There are a few ways one comes to own a Cadillac Escalade.
- Your Instagram account finally takes off.
- Your startup lands that second round of VC cash.
- You buy a milquetoast Chevrolet, trade it in for a bigger Chevy, trade that in for a Buick and, finally, after years of socioeconomic scrambling, General Motors drops you off in Caddyland.
On Tuesday, the blue-blood bank unveiled a low-cost digital platform dubbed Marcus aimed at those with $1,000 and up to invest, the Minors of the Universe. Named after the firm’s founder, Marcus is the starter Goldman — Goldman Lite, if you will.
The investment platform, which automatically allocates and rebalances pint-sized portfolios into ETFs, is part of a suite of regular-person products. Goldman now has savings accounts, personal loans and a credit card.
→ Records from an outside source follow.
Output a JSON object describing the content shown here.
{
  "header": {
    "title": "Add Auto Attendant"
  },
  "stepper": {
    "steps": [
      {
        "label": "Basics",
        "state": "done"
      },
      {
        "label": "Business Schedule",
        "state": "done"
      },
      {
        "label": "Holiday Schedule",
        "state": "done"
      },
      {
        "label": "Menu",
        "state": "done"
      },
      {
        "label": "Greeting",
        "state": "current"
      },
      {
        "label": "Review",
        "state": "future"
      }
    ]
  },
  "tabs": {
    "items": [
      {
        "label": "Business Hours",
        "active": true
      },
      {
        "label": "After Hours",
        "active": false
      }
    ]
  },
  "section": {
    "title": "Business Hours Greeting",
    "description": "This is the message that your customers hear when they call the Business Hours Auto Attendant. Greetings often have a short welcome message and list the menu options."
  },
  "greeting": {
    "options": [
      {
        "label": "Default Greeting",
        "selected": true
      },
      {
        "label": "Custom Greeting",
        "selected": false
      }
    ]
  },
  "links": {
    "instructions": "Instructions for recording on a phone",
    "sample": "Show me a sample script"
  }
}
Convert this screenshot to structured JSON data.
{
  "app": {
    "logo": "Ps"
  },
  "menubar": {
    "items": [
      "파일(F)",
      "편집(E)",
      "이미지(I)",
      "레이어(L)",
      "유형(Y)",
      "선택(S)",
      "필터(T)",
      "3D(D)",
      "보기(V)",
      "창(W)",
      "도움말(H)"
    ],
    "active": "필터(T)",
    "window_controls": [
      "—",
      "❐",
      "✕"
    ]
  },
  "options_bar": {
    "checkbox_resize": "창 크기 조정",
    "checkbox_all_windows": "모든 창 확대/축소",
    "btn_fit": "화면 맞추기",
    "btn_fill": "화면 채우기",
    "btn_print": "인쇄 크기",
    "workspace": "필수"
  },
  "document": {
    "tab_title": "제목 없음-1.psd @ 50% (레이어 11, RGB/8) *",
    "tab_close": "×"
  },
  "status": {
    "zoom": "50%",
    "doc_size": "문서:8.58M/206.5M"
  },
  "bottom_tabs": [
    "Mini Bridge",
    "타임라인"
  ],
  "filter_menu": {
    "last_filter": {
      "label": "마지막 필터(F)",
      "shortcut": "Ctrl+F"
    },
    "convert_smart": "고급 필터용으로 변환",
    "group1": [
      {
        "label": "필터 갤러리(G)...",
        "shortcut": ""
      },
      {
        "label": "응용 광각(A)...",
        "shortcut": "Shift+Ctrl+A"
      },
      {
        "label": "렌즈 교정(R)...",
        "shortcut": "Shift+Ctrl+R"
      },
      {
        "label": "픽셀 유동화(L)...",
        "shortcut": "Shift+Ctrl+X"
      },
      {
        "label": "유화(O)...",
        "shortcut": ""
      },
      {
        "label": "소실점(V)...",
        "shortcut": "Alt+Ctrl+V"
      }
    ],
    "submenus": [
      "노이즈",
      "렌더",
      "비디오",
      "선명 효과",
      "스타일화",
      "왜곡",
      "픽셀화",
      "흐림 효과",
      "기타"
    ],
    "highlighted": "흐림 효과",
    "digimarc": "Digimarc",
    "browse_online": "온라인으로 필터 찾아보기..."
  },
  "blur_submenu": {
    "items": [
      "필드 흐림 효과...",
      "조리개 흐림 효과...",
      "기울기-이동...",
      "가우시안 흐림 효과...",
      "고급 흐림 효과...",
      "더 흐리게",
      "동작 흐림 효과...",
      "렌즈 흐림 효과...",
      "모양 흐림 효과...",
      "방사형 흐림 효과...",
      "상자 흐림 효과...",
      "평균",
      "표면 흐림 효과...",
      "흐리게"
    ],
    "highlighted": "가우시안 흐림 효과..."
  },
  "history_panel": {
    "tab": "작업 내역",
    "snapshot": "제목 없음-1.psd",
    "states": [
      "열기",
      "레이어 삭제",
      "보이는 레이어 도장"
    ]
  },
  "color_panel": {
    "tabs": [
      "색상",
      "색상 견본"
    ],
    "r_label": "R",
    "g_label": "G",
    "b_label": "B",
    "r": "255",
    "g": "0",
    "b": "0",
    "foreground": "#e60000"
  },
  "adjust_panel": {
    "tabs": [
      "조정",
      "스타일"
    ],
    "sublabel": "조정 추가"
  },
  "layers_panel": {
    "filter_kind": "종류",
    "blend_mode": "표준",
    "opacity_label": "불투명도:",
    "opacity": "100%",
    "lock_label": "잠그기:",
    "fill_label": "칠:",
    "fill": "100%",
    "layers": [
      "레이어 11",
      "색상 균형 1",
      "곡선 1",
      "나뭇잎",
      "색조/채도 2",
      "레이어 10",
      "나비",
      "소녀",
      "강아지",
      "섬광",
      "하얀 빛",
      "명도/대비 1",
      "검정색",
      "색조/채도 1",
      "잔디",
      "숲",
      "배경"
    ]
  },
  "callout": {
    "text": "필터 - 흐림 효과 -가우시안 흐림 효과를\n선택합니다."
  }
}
Marcus skims .35% of invested assets in a year, versus fees of at least 1% that the Goldman grown-ups pay.
Mind you, this isn’t strategic rocket surgery. For years, nearly every wealth management shop has tried to creep further down the socioeconomic pyramid. It’s a volume play and a bet that some of those scrappy savers will someday become the most prized commodity on Wall Street: UHNWI, ultra-high net worth individuals.
The difference is the name recognition. “Goldman Sachs” carries some verbal heft that “Stash” and “Betterment” do not. Also, Goldman may well have better robots, the cyber advisors, and algorithms shuffling the funds around.
Matt Levine, my colleague and a Goldman alumnus, calls Marcus an “out-of-character side project.” He also notes that a nameless, faceless robot would be a great vehicle to pump convoluted structured products into unsophisticated, unsuspecting accounts. Maybe that’s Plan B.
At the moment, however, the boring little bank is doing just fine. In the most recent quarter, Goldman had amassed $96 billon in Main Street deposits and a 50% increase in consumer banking revenue, as its mass of new customers ran up credit card balances.
Frankly, the whole Marcus foray is also good — and cheap — PR. After all, would a vampire squid help out a bunch of minnows? Goldman has structured a bit of bonhomie that can also kick off a little cash — certainly a new trick for the big, old bulging bank.